──────── Records for processing ────────

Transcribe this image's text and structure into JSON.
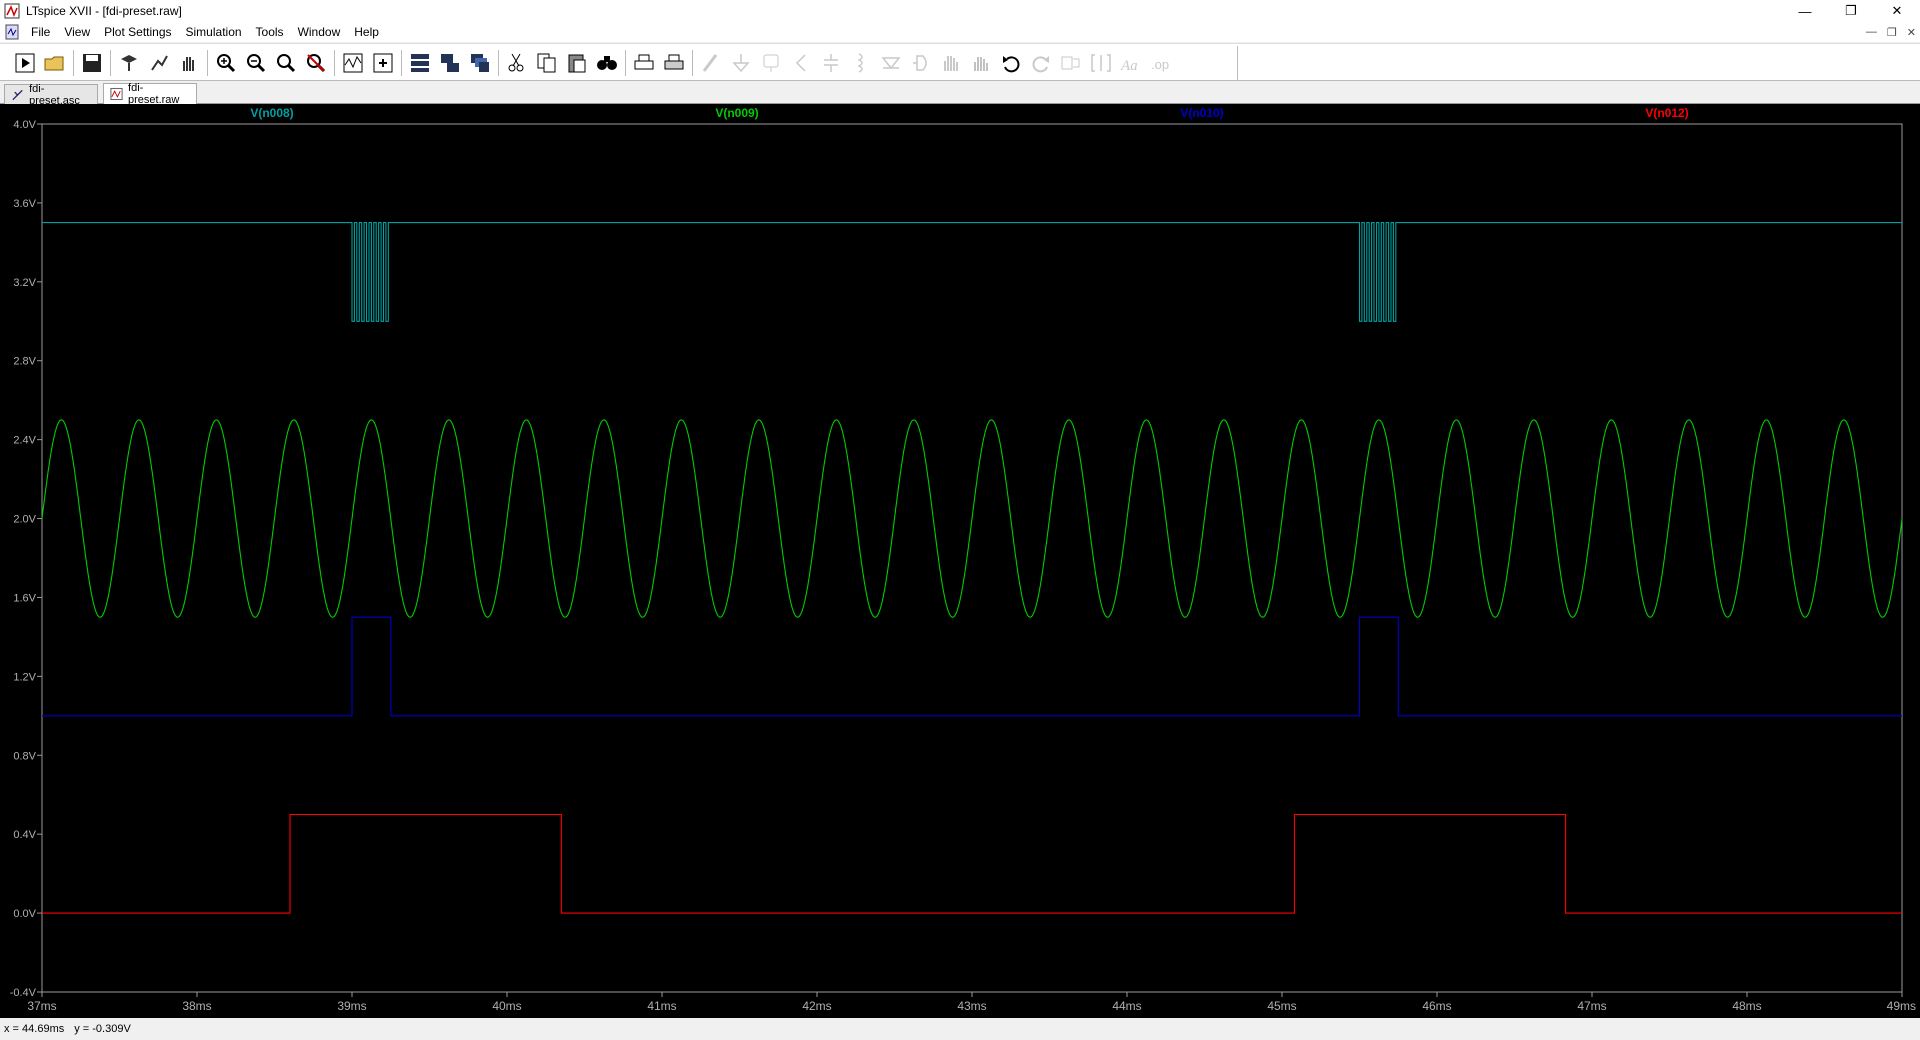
{
  "window": {
    "title": "LTspice XVII - [fdi-preset.raw]",
    "minimize_icon": "minimize-icon",
    "restore_icon": "restore-icon",
    "close_icon": "close-icon"
  },
  "menu": {
    "items": [
      "File",
      "View",
      "Plot Settings",
      "Simulation",
      "Tools",
      "Window",
      "Help"
    ]
  },
  "toolbar": {
    "icons": [
      "run-icon",
      "open-icon",
      "save-icon",
      "control-panel-icon",
      "halt-icon",
      "pan-icon",
      "zoom-in-icon",
      "zoom-out-icon",
      "zoom-back-icon",
      "zoom-fit-icon",
      "autorange-icon",
      "add-trace-icon",
      "tile-horizontal-icon",
      "tile-vertical-icon",
      "cascade-icon",
      "cut-icon",
      "copy-icon",
      "paste-icon",
      "find-icon",
      "print-icon",
      "print-preview-icon",
      "wire-icon",
      "ground-icon",
      "label-icon",
      "resistor-icon",
      "capacitor-icon",
      "inductor-icon",
      "diode-icon",
      "component-icon",
      "move-icon",
      "drag-icon",
      "undo-icon",
      "redo-icon",
      "rotate-icon",
      "mirror-icon",
      "text-icon",
      "spice-directive-icon"
    ]
  },
  "tabs": [
    {
      "label": "fdi-preset.asc",
      "icon": "schematic-icon",
      "active": false
    },
    {
      "label": "fdi-preset.raw",
      "icon": "waveform-icon",
      "active": true
    }
  ],
  "status": {
    "x_readout": "x = 44.69ms",
    "y_readout": "y = -0.309V"
  },
  "chart_data": {
    "type": "line",
    "title": "",
    "xlabel": "",
    "ylabel": "",
    "xlim": [
      37,
      49
    ],
    "ylim": [
      -0.4,
      4.0
    ],
    "x_unit": "ms",
    "y_unit": "V",
    "x_ticks": [
      "37ms",
      "38ms",
      "39ms",
      "40ms",
      "41ms",
      "42ms",
      "43ms",
      "44ms",
      "45ms",
      "46ms",
      "47ms",
      "48ms",
      "49ms"
    ],
    "y_ticks": [
      "4.0V",
      "3.6V",
      "3.2V",
      "2.8V",
      "2.4V",
      "2.0V",
      "1.6V",
      "1.2V",
      "0.8V",
      "0.4V",
      "0.0V",
      "-0.4V"
    ],
    "grid": false,
    "legend": "top",
    "series": [
      {
        "name": "V(n008)",
        "color": "#00a0a0",
        "kind": "square-with-bursts",
        "base": 3.5,
        "low": 3.0,
        "bursts": [
          [
            39.0,
            39.25
          ],
          [
            45.5,
            45.75
          ]
        ],
        "burst_cycles": 8
      },
      {
        "name": "V(n009)",
        "color": "#00cc00",
        "kind": "sine",
        "offset": 2.0,
        "amplitude": 0.5,
        "period_ms": 0.5,
        "phase_start": 37.0,
        "phase_start_value": 2.0
      },
      {
        "name": "V(n010)",
        "color": "#0000cc",
        "kind": "pulse",
        "points": [
          [
            37.0,
            1.0
          ],
          [
            39.0,
            1.0
          ],
          [
            39.0,
            1.5
          ],
          [
            39.25,
            1.5
          ],
          [
            39.25,
            1.0
          ],
          [
            45.5,
            1.0
          ],
          [
            45.5,
            1.5
          ],
          [
            45.75,
            1.5
          ],
          [
            45.75,
            1.0
          ],
          [
            49.0,
            1.0
          ]
        ]
      },
      {
        "name": "V(n012)",
        "color": "#ff0000",
        "kind": "pulse",
        "points": [
          [
            37.0,
            0.0
          ],
          [
            38.6,
            0.0
          ],
          [
            38.6,
            0.5
          ],
          [
            40.35,
            0.5
          ],
          [
            40.35,
            0.0
          ],
          [
            45.08,
            0.0
          ],
          [
            45.08,
            0.5
          ],
          [
            46.83,
            0.5
          ],
          [
            46.83,
            0.0
          ],
          [
            49.0,
            0.0
          ]
        ]
      }
    ]
  }
}
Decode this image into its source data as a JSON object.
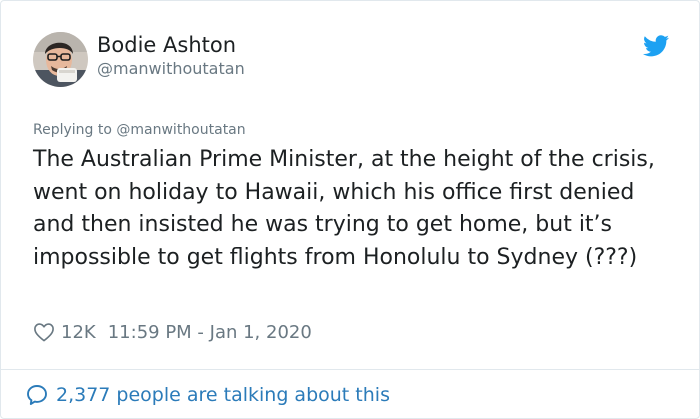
{
  "author": {
    "display_name": "Bodie Ashton",
    "handle": "@manwithoutatan"
  },
  "reply": {
    "prefix": "Replying to ",
    "handle": "@manwithoutatan"
  },
  "tweet": {
    "text": "The Australian Prime Minister, at the height of the crisis, went on holiday to Hawaii, which his office first denied and then insisted he was trying to get home, but it’s impossible to get flights from Honolulu to Sydney (???)"
  },
  "meta": {
    "likes": "12K",
    "timestamp": "11:59 PM - Jan 1, 2020"
  },
  "footer": {
    "talking": "2,377 people are talking about this"
  },
  "icons": {
    "brand": "twitter-bird-icon",
    "like": "heart-icon",
    "conversation": "speech-bubble-icon"
  },
  "colors": {
    "brand_blue": "#1da1f2",
    "link_blue": "#2b7bb9",
    "text": "#1c2022",
    "muted": "#697882",
    "border": "#e1e8ed"
  }
}
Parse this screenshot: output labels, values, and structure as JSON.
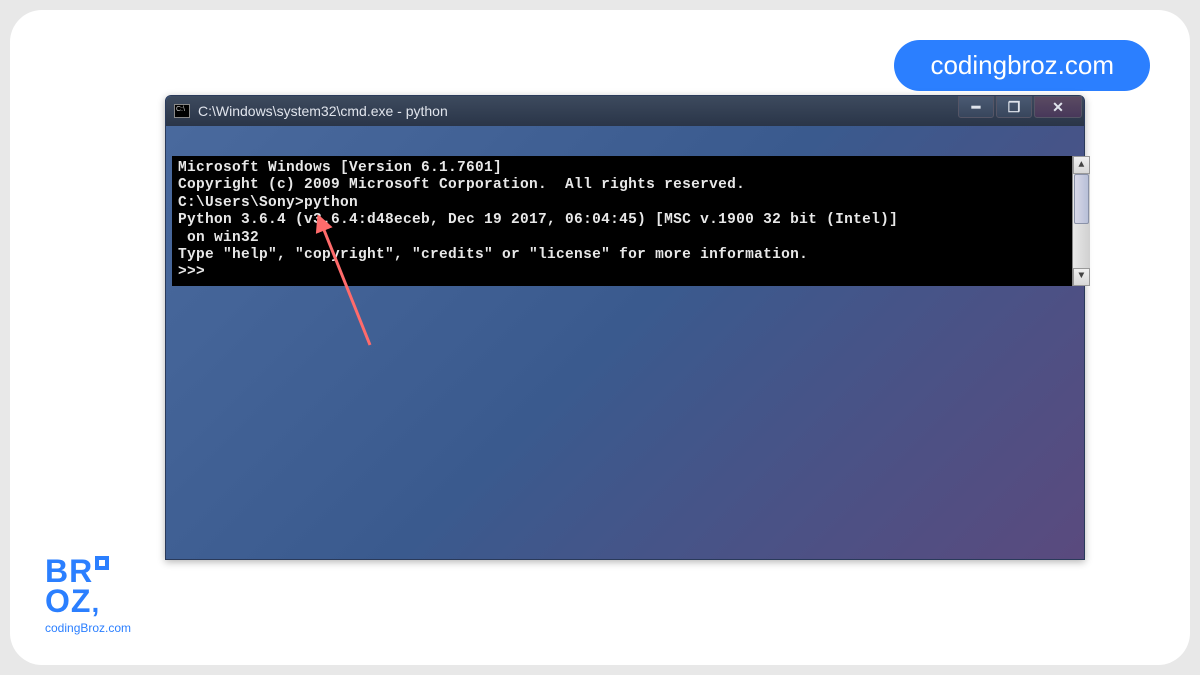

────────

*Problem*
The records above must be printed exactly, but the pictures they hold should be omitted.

*Task result*
Transcribe this image's text and structure into JSON.
{
  "window": {
    "title": "LTspice XVII - [fdi-preset.raw]",
    "minimize_icon": "minimize-icon",
    "restore_icon": "restore-icon",
    "close_icon": "close-icon"
  },
  "menu": {
    "items": [
      "File",
      "View",
      "Plot Settings",
      "Simulation",
      "Tools",
      "Window",
      "Help"
    ]
  },
  "toolbar": {
    "icons": [
      "run-icon",
      "open-icon",
      "save-icon",
      "control-panel-icon",
      "halt-icon",
      "pan-icon",
      "zoom-in-icon",
      "zoom-out-icon",
      "zoom-back-icon",
      "zoom-fit-icon",
      "autorange-icon",
      "add-trace-icon",
      "tile-horizontal-icon",
      "tile-vertical-icon",
      "cascade-icon",
      "cut-icon",
      "copy-icon",
      "paste-icon",
      "find-icon",
      "print-icon",
      "print-preview-icon",
      "wire-icon",
      "ground-icon",
      "label-icon",
      "resistor-icon",
      "capacitor-icon",
      "inductor-icon",
      "diode-icon",
      "component-icon",
      "move-icon",
      "drag-icon",
      "undo-icon",
      "redo-icon",
      "rotate-icon",
      "mirror-icon",
      "text-icon",
      "spice-directive-icon"
    ]
  },
  "tabs": [
    {
      "label": "fdi-preset.asc",
      "icon": "schematic-icon",
      "active": false
    },
    {
      "label": "fdi-preset.raw",
      "icon": "waveform-icon",
      "active": true
    }
  ],
  "status": {
    "x_readout": "x = 44.69ms",
    "y_readout": "y = -0.309V"
  },
  "chart_data": {
    "type": "line",
    "title": "",
    "xlabel": "",
    "ylabel": "",
    "xlim": [
      37,
      49
    ],
    "ylim": [
      -0.4,
      4.0
    ],
    "x_unit": "ms",
    "y_unit": "V",
    "x_ticks": [
      "37ms",
      "38ms",
      "39ms",
      "40ms",
      "41ms",
      "42ms",
      "43ms",
      "44ms",
      "45ms",
      "46ms",
      "47ms",
      "48ms",
      "49ms"
    ],
    "y_ticks": [
      "4.0V",
      "3.6V",
      "3.2V",
      "2.8V",
      "2.4V",
      "2.0V",
      "1.6V",
      "1.2V",
      "0.8V",
      "0.4V",
      "0.0V",
      "-0.4V"
    ],
    "grid": false,
    "legend": "top",
    "series": [
      {
        "name": "V(n008)",
        "color": "#00a0a0",
        "kind": "square-with-bursts",
        "base": 3.5,
        "low": 3.0,
        "bursts": [
          [
            39.0,
            39.25
          ],
          [
            45.5,
            45.75
          ]
        ],
        "burst_cycles": 8
      },
      {
        "name": "V(n009)",
        "color": "#00cc00",
        "kind": "sine",
        "offset": 2.0,
        "amplitude": 0.5,
        "period_ms": 0.5,
        "phase_start": 37.0,
        "phase_start_value": 2.0
      },
      {
        "name": "V(n010)",
        "color": "#0000cc",
        "kind": "pulse",
        "points": [
          [
            37.0,
            1.0
          ],
          [
            39.0,
            1.0
          ],
          [
            39.0,
            1.5
          ],
          [
            39.25,
            1.5
          ],
          [
            39.25,
            1.0
          ],
          [
            45.5,
            1.0
          ],
          [
            45.5,
            1.5
          ],
          [
            45.75,
            1.5
          ],
          [
            45.75,
            1.0
          ],
          [
            49.0,
            1.0
          ]
        ]
      },
      {
        "name": "V(n012)",
        "color": "#ff0000",
        "kind": "pulse",
        "points": [
          [
            37.0,
            0.0
          ],
          [
            38.6,
            0.0
          ],
          [
            38.6,
            0.5
          ],
          [
            40.35,
            0.5
          ],
          [
            40.35,
            0.0
          ],
          [
            45.08,
            0.0
          ],
          [
            45.08,
            0.5
          ],
          [
            46.83,
            0.5
          ],
          [
            46.83,
            0.0
          ],
          [
            49.0,
            0.0
          ]
        ]
      }
    ]
  }
}
Decode this image into its source data as a JSON object.
{
  "author": {
    "display_name": "Bodie Ashton",
    "handle": "@manwithoutatan"
  },
  "reply": {
    "prefix": "Replying to ",
    "handle": "@manwithoutatan"
  },
  "tweet": {
    "text": "The Australian Prime Minister, at the height of the crisis, went on holiday to Hawaii, which his office first denied and then insisted he was trying to get home, but it’s impossible to get flights from Honolulu to Sydney (???)"
  },
  "meta": {
    "likes": "12K",
    "timestamp": "11:59 PM - Jan 1, 2020"
  },
  "footer": {
    "talking": "2,377 people are talking about this"
  },
  "icons": {
    "brand": "twitter-bird-icon",
    "like": "heart-icon",
    "conversation": "speech-bubble-icon"
  },
  "colors": {
    "brand_blue": "#1da1f2",
    "link_blue": "#2b7bb9",
    "text": "#1c2022",
    "muted": "#697882",
    "border": "#e1e8ed"
  }
}
Parse this screenshot: output labels, values, and structure as JSON.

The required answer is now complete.